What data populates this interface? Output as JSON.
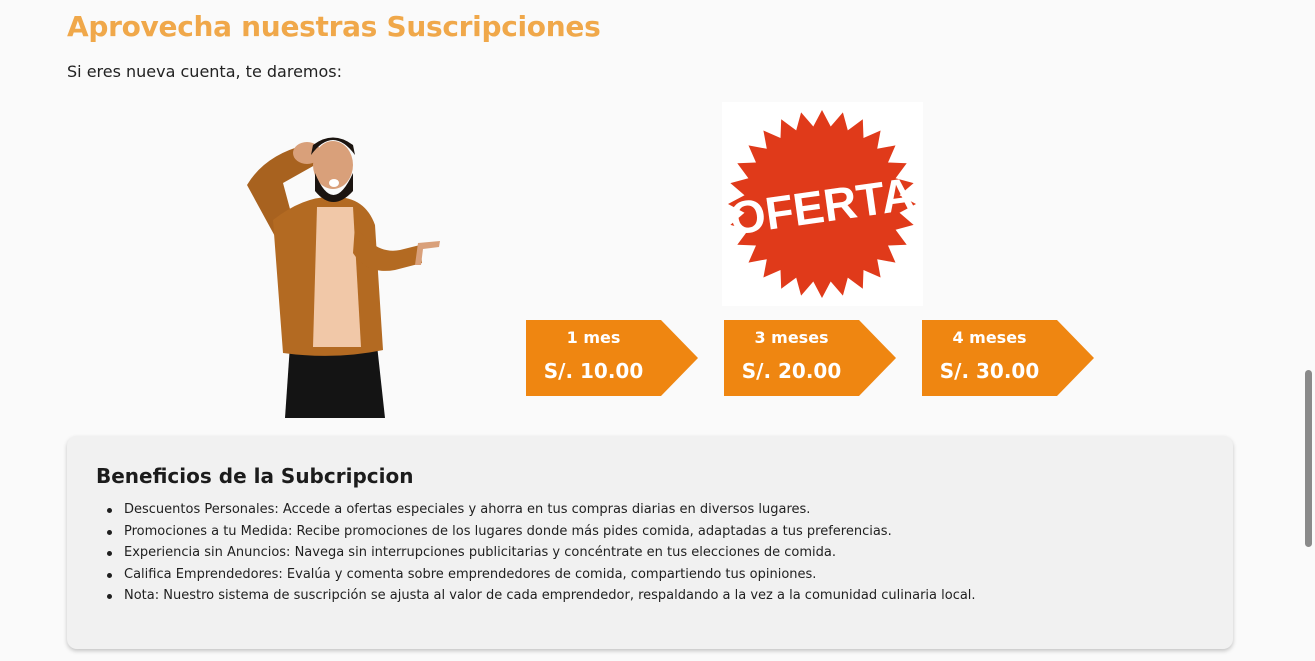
{
  "header": {
    "title": "Aprovecha nuestras Suscripciones",
    "intro": "Si eres nueva cuenta, te daremos:"
  },
  "images": {
    "person": "person-pointing-image",
    "offer_badge": {
      "text": "OFERTA",
      "color": "#e03a1a"
    }
  },
  "plans": [
    {
      "duration": "1 mes",
      "price": "S/. 10.00"
    },
    {
      "duration": "3 meses",
      "price": "S/. 20.00"
    },
    {
      "duration": "4 meses",
      "price": "S/. 30.00"
    }
  ],
  "benefits": {
    "title": "Beneficios de la Subcripcion",
    "items": [
      "Descuentos Personales: Accede a ofertas especiales y ahorra en tus compras diarias en diversos lugares.",
      "Promociones a tu Medida: Recibe promociones de los lugares donde más pides comida, adaptadas a tus preferencias.",
      "Experiencia sin Anuncios: Navega sin interrupciones publicitarias y concéntrate en tus elecciones de comida.",
      "Califica Emprendedores: Evalúa y comenta sobre emprendedores de comida, compartiendo tus opiniones.",
      "Nota: Nuestro sistema de suscripción se ajusta al valor de cada emprendedor, respaldando a la vez a la comunidad culinaria local."
    ]
  },
  "colors": {
    "title": "#f0a84a",
    "plan_background": "#ef8611",
    "panel_background": "#f1f1f1"
  }
}
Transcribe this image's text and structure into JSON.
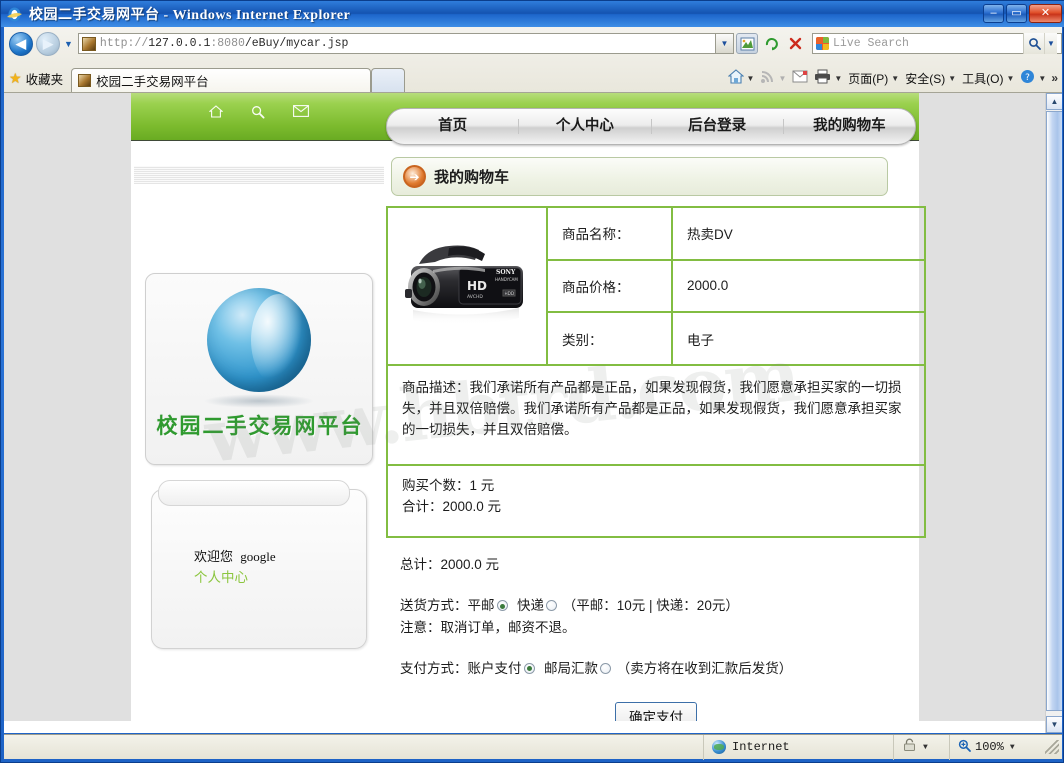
{
  "window": {
    "title": "校园二手交易网平台 - Windows Internet Explorer",
    "minimize_label": "–",
    "maximize_label": "▭",
    "close_label": "✕"
  },
  "toolbar": {
    "back_label": "◀",
    "forward_label": "▶",
    "history_caret": "▼",
    "address_scheme": "http://",
    "address_host": "127.0.0.1",
    "address_port": ":8080",
    "address_path": "/eBuy/mycar.jsp",
    "address_full": "http://127.0.0.1:8080/eBuy/mycar.jsp",
    "address_caret": "▼",
    "compat_label": "⛰",
    "refresh_label": "↻",
    "stop_label": "✕",
    "search_placeholder": "Live Search",
    "search_go_label": "🔍",
    "search_caret": "▼"
  },
  "favorites": {
    "star": "★",
    "label": "收藏夹"
  },
  "tabs": [
    {
      "title": "校园二手交易网平台",
      "active": true
    }
  ],
  "commands": [
    {
      "icon": "🏠",
      "label": "",
      "caret": "▼",
      "name": "home"
    },
    {
      "icon": "📡",
      "label": "",
      "caret": "▼",
      "name": "feeds"
    },
    {
      "icon": "✉",
      "label": "",
      "caret": "",
      "name": "mail"
    },
    {
      "icon": "🖶",
      "label": "",
      "caret": "▼",
      "name": "print"
    },
    {
      "icon": "",
      "label": "页面(P)",
      "caret": "▼",
      "name": "page"
    },
    {
      "icon": "",
      "label": "安全(S)",
      "caret": "▼",
      "name": "safety"
    },
    {
      "icon": "",
      "label": "工具(O)",
      "caret": "▼",
      "name": "tools"
    },
    {
      "icon": "❓",
      "label": "",
      "caret": "▼",
      "name": "help"
    }
  ],
  "commands_overflow": "»",
  "site": {
    "header_icons": [
      {
        "glyph": "⌂",
        "name": "home-icon"
      },
      {
        "glyph": "🔍",
        "name": "search-icon"
      },
      {
        "glyph": "✉",
        "name": "mail-icon"
      }
    ],
    "nav_tabs": [
      {
        "label": "首页"
      },
      {
        "label": "个人中心"
      },
      {
        "label": "后台登录"
      },
      {
        "label": "我的购物车"
      }
    ],
    "logo_text": "校园二手交易网平台",
    "sidebar": {
      "welcome_prefix": "欢迎您",
      "username": "google",
      "link_label": "个人中心"
    },
    "watermark": "www.hbtrd.com"
  },
  "cart": {
    "panel_title": "我的购物车",
    "arrow_icon": "➔",
    "product": {
      "image_alt": "SONY HD 摄像机",
      "rows": [
        {
          "label": "商品名称：",
          "value": "热卖DV"
        },
        {
          "label": "商品价格：",
          "value": "2000.0"
        },
        {
          "label": "类别：",
          "value": "电子"
        }
      ],
      "description_label": "商品描述：",
      "description": "我们承诺所有产品都是正品，如果发现假货，我们愿意承担买家的一切损失，并且双倍赔偿。我们承诺所有产品都是正品，如果发现假货，我们愿意承担买家的一切损失，并且双倍赔偿。",
      "quantity_line": "购买个数：1 元",
      "subtotal_line": "合计：2000.0 元"
    },
    "grand_total_line": "总计：2000.0 元",
    "shipping": {
      "label": "送货方式：",
      "option_standard": "平邮",
      "option_express": "快递",
      "selected": "平邮",
      "price_note": "（平邮：10元 | 快递：20元）",
      "notice": "注意：取消订单，邮资不退。"
    },
    "payment": {
      "label": "支付方式：",
      "option_account": "账户支付",
      "option_remittance": "邮局汇款",
      "selected": "账户支付",
      "note": "（卖方将在收到汇款后发货）"
    },
    "confirm_button": "确定支付"
  },
  "statusbar": {
    "zone": "Internet",
    "zone_caret": "▼",
    "lock_icon": "🔓",
    "zoom_level": "100%",
    "zoom_caret": "▼"
  },
  "colors": {
    "accent_green": "#7cbb2e",
    "border_green": "#82bd42",
    "link_green": "#8cc63f",
    "logo_green": "#2f9a2f",
    "chrome_blue": "#1e63c6",
    "arrow_orange": "#c9641f"
  }
}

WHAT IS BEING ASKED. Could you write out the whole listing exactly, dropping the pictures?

EXPECTED ANSWER.
What data populates this interface? Output as JSON.
{
  "header": {
    "title": "Aprovecha nuestras Suscripciones",
    "intro": "Si eres nueva cuenta, te daremos:"
  },
  "images": {
    "person": "person-pointing-image",
    "offer_badge": {
      "text": "OFERTA",
      "color": "#e03a1a"
    }
  },
  "plans": [
    {
      "duration": "1 mes",
      "price": "S/. 10.00"
    },
    {
      "duration": "3 meses",
      "price": "S/. 20.00"
    },
    {
      "duration": "4 meses",
      "price": "S/. 30.00"
    }
  ],
  "benefits": {
    "title": "Beneficios de la Subcripcion",
    "items": [
      "Descuentos Personales: Accede a ofertas especiales y ahorra en tus compras diarias en diversos lugares.",
      "Promociones a tu Medida: Recibe promociones de los lugares donde más pides comida, adaptadas a tus preferencias.",
      "Experiencia sin Anuncios: Navega sin interrupciones publicitarias y concéntrate en tus elecciones de comida.",
      "Califica Emprendedores: Evalúa y comenta sobre emprendedores de comida, compartiendo tus opiniones.",
      "Nota: Nuestro sistema de suscripción se ajusta al valor de cada emprendedor, respaldando a la vez a la comunidad culinaria local."
    ]
  },
  "colors": {
    "title": "#f0a84a",
    "plan_background": "#ef8611",
    "panel_background": "#f1f1f1"
  }
}
Transcribe this image's text and structure into JSON.
{
  "window": {
    "title": "校园二手交易网平台 - Windows Internet Explorer",
    "minimize_label": "–",
    "maximize_label": "▭",
    "close_label": "✕"
  },
  "toolbar": {
    "back_label": "◀",
    "forward_label": "▶",
    "history_caret": "▼",
    "address_scheme": "http://",
    "address_host": "127.0.0.1",
    "address_port": ":8080",
    "address_path": "/eBuy/mycar.jsp",
    "address_full": "http://127.0.0.1:8080/eBuy/mycar.jsp",
    "address_caret": "▼",
    "compat_label": "⛰",
    "refresh_label": "↻",
    "stop_label": "✕",
    "search_placeholder": "Live Search",
    "search_go_label": "🔍",
    "search_caret": "▼"
  },
  "favorites": {
    "star": "★",
    "label": "收藏夹"
  },
  "tabs": [
    {
      "title": "校园二手交易网平台",
      "active": true
    }
  ],
  "commands": [
    {
      "icon": "🏠",
      "label": "",
      "caret": "▼",
      "name": "home"
    },
    {
      "icon": "📡",
      "label": "",
      "caret": "▼",
      "name": "feeds"
    },
    {
      "icon": "✉",
      "label": "",
      "caret": "",
      "name": "mail"
    },
    {
      "icon": "🖶",
      "label": "",
      "caret": "▼",
      "name": "print"
    },
    {
      "icon": "",
      "label": "页面(P)",
      "caret": "▼",
      "name": "page"
    },
    {
      "icon": "",
      "label": "安全(S)",
      "caret": "▼",
      "name": "safety"
    },
    {
      "icon": "",
      "label": "工具(O)",
      "caret": "▼",
      "name": "tools"
    },
    {
      "icon": "❓",
      "label": "",
      "caret": "▼",
      "name": "help"
    }
  ],
  "commands_overflow": "»",
  "site": {
    "header_icons": [
      {
        "glyph": "⌂",
        "name": "home-icon"
      },
      {
        "glyph": "🔍",
        "name": "search-icon"
      },
      {
        "glyph": "✉",
        "name": "mail-icon"
      }
    ],
    "nav_tabs": [
      {
        "label": "首页"
      },
      {
        "label": "个人中心"
      },
      {
        "label": "后台登录"
      },
      {
        "label": "我的购物车"
      }
    ],
    "logo_text": "校园二手交易网平台",
    "sidebar": {
      "welcome_prefix": "欢迎您",
      "username": "google",
      "link_label": "个人中心"
    },
    "watermark": "www.hbtrd.com"
  },
  "cart": {
    "panel_title": "我的购物车",
    "arrow_icon": "➔",
    "product": {
      "image_alt": "SONY HD 摄像机",
      "rows": [
        {
          "label": "商品名称：",
          "value": "热卖DV"
        },
        {
          "label": "商品价格：",
          "value": "2000.0"
        },
        {
          "label": "类别：",
          "value": "电子"
        }
      ],
      "description_label": "商品描述：",
      "description": "我们承诺所有产品都是正品，如果发现假货，我们愿意承担买家的一切损失，并且双倍赔偿。我们承诺所有产品都是正品，如果发现假货，我们愿意承担买家的一切损失，并且双倍赔偿。",
      "quantity_line": "购买个数：1 元",
      "subtotal_line": "合计：2000.0 元"
    },
    "grand_total_line": "总计：2000.0 元",
    "shipping": {
      "label": "送货方式：",
      "option_standard": "平邮",
      "option_express": "快递",
      "selected": "平邮",
      "price_note": "（平邮：10元 | 快递：20元）",
      "notice": "注意：取消订单，邮资不退。"
    },
    "payment": {
      "label": "支付方式：",
      "option_account": "账户支付",
      "option_remittance": "邮局汇款",
      "selected": "账户支付",
      "note": "（卖方将在收到汇款后发货）"
    },
    "confirm_button": "确定支付"
  },
  "statusbar": {
    "zone": "Internet",
    "zone_caret": "▼",
    "lock_icon": "🔓",
    "zoom_level": "100%",
    "zoom_caret": "▼"
  },
  "colors": {
    "accent_green": "#7cbb2e",
    "border_green": "#82bd42",
    "link_green": "#8cc63f",
    "logo_green": "#2f9a2f",
    "chrome_blue": "#1e63c6",
    "arrow_orange": "#c9641f"
  }
}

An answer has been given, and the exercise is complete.